DATASET |
+ + + + +
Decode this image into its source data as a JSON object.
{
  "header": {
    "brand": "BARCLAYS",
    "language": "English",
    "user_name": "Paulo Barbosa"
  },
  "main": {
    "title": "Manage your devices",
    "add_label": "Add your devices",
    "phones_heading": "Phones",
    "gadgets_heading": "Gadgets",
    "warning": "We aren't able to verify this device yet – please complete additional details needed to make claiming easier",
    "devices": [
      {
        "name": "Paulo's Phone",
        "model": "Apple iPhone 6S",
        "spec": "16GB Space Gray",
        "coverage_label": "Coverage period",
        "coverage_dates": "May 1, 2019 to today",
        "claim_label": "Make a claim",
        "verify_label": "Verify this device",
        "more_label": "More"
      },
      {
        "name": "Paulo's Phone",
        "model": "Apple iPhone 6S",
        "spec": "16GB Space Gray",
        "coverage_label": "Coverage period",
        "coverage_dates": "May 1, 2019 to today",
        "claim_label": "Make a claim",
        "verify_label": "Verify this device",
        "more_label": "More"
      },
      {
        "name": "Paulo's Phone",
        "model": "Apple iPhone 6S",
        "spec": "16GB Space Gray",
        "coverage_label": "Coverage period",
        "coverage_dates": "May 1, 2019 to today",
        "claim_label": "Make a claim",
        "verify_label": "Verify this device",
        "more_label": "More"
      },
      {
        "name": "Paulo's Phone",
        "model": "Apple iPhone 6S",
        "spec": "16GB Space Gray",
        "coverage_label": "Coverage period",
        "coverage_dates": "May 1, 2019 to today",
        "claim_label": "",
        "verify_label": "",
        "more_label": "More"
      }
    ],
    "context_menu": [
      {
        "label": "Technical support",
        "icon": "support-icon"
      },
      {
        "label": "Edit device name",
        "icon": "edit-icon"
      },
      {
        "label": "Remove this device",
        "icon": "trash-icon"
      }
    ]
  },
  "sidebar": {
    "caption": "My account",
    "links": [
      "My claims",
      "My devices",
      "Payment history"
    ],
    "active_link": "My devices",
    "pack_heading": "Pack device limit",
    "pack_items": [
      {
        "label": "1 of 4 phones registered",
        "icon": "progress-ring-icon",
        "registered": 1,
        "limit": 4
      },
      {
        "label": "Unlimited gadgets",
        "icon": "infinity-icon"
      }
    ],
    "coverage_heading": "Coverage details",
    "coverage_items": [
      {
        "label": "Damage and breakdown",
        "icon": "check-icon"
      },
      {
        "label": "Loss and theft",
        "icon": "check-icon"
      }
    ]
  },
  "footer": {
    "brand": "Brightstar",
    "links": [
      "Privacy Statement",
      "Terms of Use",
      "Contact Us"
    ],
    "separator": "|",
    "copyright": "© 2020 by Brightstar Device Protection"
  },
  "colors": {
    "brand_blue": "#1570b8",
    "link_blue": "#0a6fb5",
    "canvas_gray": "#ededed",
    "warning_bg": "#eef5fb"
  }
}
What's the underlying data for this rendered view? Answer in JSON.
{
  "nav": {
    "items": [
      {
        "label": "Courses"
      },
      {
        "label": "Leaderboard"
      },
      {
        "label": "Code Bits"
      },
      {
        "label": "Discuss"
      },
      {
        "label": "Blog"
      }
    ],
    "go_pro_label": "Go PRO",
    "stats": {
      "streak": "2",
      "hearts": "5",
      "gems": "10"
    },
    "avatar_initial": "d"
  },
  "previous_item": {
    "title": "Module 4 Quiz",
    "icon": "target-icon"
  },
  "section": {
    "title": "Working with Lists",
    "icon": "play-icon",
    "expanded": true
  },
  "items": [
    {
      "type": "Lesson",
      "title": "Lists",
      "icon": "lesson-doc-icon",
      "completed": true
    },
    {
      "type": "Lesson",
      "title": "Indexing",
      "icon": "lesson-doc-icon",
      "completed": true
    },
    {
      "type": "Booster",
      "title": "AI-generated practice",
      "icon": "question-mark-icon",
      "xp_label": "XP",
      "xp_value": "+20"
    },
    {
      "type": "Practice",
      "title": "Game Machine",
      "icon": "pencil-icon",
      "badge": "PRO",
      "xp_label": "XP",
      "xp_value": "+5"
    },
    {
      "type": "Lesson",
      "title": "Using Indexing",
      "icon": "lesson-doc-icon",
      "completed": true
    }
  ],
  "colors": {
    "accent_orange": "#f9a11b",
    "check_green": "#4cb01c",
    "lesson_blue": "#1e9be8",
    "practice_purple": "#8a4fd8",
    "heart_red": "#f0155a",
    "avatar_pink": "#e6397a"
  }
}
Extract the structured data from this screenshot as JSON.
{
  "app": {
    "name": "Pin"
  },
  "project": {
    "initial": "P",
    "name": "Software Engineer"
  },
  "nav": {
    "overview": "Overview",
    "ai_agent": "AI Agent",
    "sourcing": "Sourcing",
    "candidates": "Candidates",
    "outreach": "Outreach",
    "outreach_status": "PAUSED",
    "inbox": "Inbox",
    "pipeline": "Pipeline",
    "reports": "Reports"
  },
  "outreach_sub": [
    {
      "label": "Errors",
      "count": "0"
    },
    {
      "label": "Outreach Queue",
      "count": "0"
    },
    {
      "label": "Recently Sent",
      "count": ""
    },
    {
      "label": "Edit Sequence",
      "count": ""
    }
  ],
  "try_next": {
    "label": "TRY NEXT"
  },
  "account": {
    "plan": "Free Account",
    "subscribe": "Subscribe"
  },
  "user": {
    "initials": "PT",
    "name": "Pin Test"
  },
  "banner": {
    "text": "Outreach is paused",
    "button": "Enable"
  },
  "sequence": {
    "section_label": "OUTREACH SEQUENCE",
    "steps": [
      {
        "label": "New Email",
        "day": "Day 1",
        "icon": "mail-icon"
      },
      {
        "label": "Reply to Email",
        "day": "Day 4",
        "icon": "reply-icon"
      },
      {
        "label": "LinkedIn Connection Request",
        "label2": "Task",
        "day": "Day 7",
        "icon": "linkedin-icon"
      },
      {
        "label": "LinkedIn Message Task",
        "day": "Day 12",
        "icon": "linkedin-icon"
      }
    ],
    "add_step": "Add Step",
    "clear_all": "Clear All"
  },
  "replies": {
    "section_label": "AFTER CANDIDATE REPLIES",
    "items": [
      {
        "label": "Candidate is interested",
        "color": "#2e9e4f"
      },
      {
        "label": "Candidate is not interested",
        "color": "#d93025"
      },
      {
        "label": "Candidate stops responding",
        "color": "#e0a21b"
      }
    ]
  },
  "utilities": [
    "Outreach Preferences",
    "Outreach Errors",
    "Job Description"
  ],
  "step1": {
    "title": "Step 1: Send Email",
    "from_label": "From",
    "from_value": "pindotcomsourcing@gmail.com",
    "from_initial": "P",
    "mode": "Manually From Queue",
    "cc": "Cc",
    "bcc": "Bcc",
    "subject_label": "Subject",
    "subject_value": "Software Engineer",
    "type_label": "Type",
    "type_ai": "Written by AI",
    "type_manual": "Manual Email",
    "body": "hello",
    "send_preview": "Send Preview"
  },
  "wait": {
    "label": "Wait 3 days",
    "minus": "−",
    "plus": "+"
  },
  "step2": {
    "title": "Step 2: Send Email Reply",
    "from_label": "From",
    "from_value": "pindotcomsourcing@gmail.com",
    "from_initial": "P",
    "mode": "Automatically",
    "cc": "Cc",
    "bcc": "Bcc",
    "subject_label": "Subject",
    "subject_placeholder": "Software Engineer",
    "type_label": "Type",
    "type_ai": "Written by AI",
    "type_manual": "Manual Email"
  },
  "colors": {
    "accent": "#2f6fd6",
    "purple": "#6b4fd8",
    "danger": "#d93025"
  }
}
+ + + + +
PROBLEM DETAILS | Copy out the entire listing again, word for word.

RESPONSE |
Decode this image into its source data as a JSON object.
{
  "header": {
    "brand": "BARCLAYS",
    "language": "English",
    "user_name": "Paulo Barbosa"
  },
  "main": {
    "title": "Manage your devices",
    "add_label": "Add your devices",
    "phones_heading": "Phones",
    "gadgets_heading": "Gadgets",
    "warning": "We aren't able to verify this device yet – please complete additional details needed to make claiming easier",
    "devices": [
      {
        "name": "Paulo's Phone",
        "model": "Apple iPhone 6S",
        "spec": "16GB Space Gray",
        "coverage_label": "Coverage period",
        "coverage_dates": "May 1, 2019 to today",
        "claim_label": "Make a claim",
        "verify_label": "Verify this device",
        "more_label": "More"
      },
      {
        "name": "Paulo's Phone",
        "model": "Apple iPhone 6S",
        "spec": "16GB Space Gray",
        "coverage_label": "Coverage period",
        "coverage_dates": "May 1, 2019 to today",
        "claim_label": "Make a claim",
        "verify_label": "Verify this device",
        "more_label": "More"
      },
      {
        "name": "Paulo's Phone",
        "model": "Apple iPhone 6S",
        "spec": "16GB Space Gray",
        "coverage_label": "Coverage period",
        "coverage_dates": "May 1, 2019 to today",
        "claim_label": "Make a claim",
        "verify_label": "Verify this device",
        "more_label": "More"
      },
      {
        "name": "Paulo's Phone",
        "model": "Apple iPhone 6S",
        "spec": "16GB Space Gray",
        "coverage_label": "Coverage period",
        "coverage_dates": "May 1, 2019 to today",
        "claim_label": "",
        "verify_label": "",
        "more_label": "More"
      }
    ],
    "context_menu": [
      {
        "label": "Technical support",
        "icon": "support-icon"
      },
      {
        "label": "Edit device name",
        "icon": "edit-icon"
      },
      {
        "label": "Remove this device",
        "icon": "trash-icon"
      }
    ]
  },
  "sidebar": {
    "caption": "My account",
    "links": [
      "My claims",
      "My devices",
      "Payment history"
    ],
    "active_link": "My devices",
    "pack_heading": "Pack device limit",
    "pack_items": [
      {
        "label": "1 of 4 phones registered",
        "icon": "progress-ring-icon",
        "registered": 1,
        "limit": 4
      },
      {
        "label": "Unlimited gadgets",
        "icon": "infinity-icon"
      }
    ],
    "coverage_heading": "Coverage details",
    "coverage_items": [
      {
        "label": "Damage and breakdown",
        "icon": "check-icon"
      },
      {
        "label": "Loss and theft",
        "icon": "check-icon"
      }
    ]
  },
  "footer": {
    "brand": "Brightstar",
    "links": [
      "Privacy Statement",
      "Terms of Use",
      "Contact Us"
    ],
    "separator": "|",
    "copyright": "© 2020 by Brightstar Device Protection"
  },
  "colors": {
    "brand_blue": "#1570b8",
    "link_blue": "#0a6fb5",
    "canvas_gray": "#ededed",
    "warning_bg": "#eef5fb"
  }
}
What's the underlying data for this rendered view? Answer in JSON.
{
  "nav": {
    "items": [
      {
        "label": "Courses"
      },
      {
        "label": "Leaderboard"
      },
      {
        "label": "Code Bits"
      },
      {
        "label": "Discuss"
      },
      {
        "label": "Blog"
      }
    ],
    "go_pro_label": "Go PRO",
    "stats": {
      "streak": "2",
      "hearts": "5",
      "gems": "10"
    },
    "avatar_initial": "d"
  },
  "previous_item": {
    "title": "Module 4 Quiz",
    "icon": "target-icon"
  },
  "section": {
    "title": "Working with Lists",
    "icon": "play-icon",
    "expanded": true
  },
  "items": [
    {
      "type": "Lesson",
      "title": "Lists",
      "icon": "lesson-doc-icon",
      "completed": true
    },
    {
      "type": "Lesson",
      "title": "Indexing",
      "icon": "lesson-doc-icon",
      "completed": true
    },
    {
      "type": "Booster",
      "title": "AI-generated practice",
      "icon": "question-mark-icon",
      "xp_label": "XP",
      "xp_value": "+20"
    },
    {
      "type": "Practice",
      "title": "Game Machine",
      "icon": "pencil-icon",
      "badge": "PRO",
      "xp_label": "XP",
      "xp_value": "+5"
    },
    {
      "type": "Lesson",
      "title": "Using Indexing",
      "icon": "lesson-doc-icon",
      "completed": true
    }
  ],
  "colors": {
    "accent_orange": "#f9a11b",
    "check_green": "#4cb01c",
    "lesson_blue": "#1e9be8",
    "practice_purple": "#8a4fd8",
    "heart_red": "#f0155a",
    "avatar_pink": "#e6397a"
  }
}
Extract the structured data from this screenshot as JSON.
{
  "app": {
    "name": "Pin"
  },
  "project": {
    "initial": "P",
    "name": "Software Engineer"
  },
  "nav": {
    "overview": "Overview",
    "ai_agent": "AI Agent",
    "sourcing": "Sourcing",
    "candidates": "Candidates",
    "outreach": "Outreach",
    "outreach_status": "PAUSED",
    "inbox": "Inbox",
    "pipeline": "Pipeline",
    "reports": "Reports"
  },
  "outreach_sub": [
    {
      "label": "Errors",
      "count": "0"
    },
    {
      "label": "Outreach Queue",
      "count": "0"
    },
    {
      "label": "Recently Sent",
      "count": ""
    },
    {
      "label": "Edit Sequence",
      "count": ""
    }
  ],
  "try_next": {
    "label": "TRY NEXT"
  },
  "account": {
    "plan": "Free Account",
    "subscribe": "Subscribe"
  },
  "user": {
    "initials": "PT",
    "name": "Pin Test"
  },
  "banner": {
    "text": "Outreach is paused",
    "button": "Enable"
  },
  "sequence": {
    "section_label": "OUTREACH SEQUENCE",
    "steps": [
      {
        "label": "New Email",
        "day": "Day 1",
        "icon": "mail-icon"
      },
      {
        "label": "Reply to Email",
        "day": "Day 4",
        "icon": "reply-icon"
      },
      {
        "label": "LinkedIn Connection Request",
        "label2": "Task",
        "day": "Day 7",
        "icon": "linkedin-icon"
      },
      {
        "label": "LinkedIn Message Task",
        "day": "Day 12",
        "icon": "linkedin-icon"
      }
    ],
    "add_step": "Add Step",
    "clear_all": "Clear All"
  },
  "replies": {
    "section_label": "AFTER CANDIDATE REPLIES",
    "items": [
      {
        "label": "Candidate is interested",
        "color": "#2e9e4f"
      },
      {
        "label": "Candidate is not interested",
        "color": "#d93025"
      },
      {
        "label": "Candidate stops responding",
        "color": "#e0a21b"
      }
    ]
  },
  "utilities": [
    "Outreach Preferences",
    "Outreach Errors",
    "Job Description"
  ],
  "step1": {
    "title": "Step 1: Send Email",
    "from_label": "From",
    "from_value": "pindotcomsourcing@gmail.com",
    "from_initial": "P",
    "mode": "Manually From Queue",
    "cc": "Cc",
    "bcc": "Bcc",
    "subject_label": "Subject",
    "subject_value": "Software Engineer",
    "type_label": "Type",
    "type_ai": "Written by AI",
    "type_manual": "Manual Email",
    "body": "hello",
    "send_preview": "Send Preview"
  },
  "wait": {
    "label": "Wait 3 days",
    "minus": "−",
    "plus": "+"
  },
  "step2": {
    "title": "Step 2: Send Email Reply",
    "from_label": "From",
    "from_value": "pindotcomsourcing@gmail.com",
    "from_initial": "P",
    "mode": "Automatically",
    "cc": "Cc",
    "bcc": "Bcc",
    "subject_label": "Subject",
    "subject_placeholder": "Software Engineer",
    "type_label": "Type",
    "type_ai": "Written by AI",
    "type_manual": "Manual Email"
  },
  "colors": {
    "accent": "#2f6fd6",
    "purple": "#6b4fd8",
    "danger": "#d93025"
  }
}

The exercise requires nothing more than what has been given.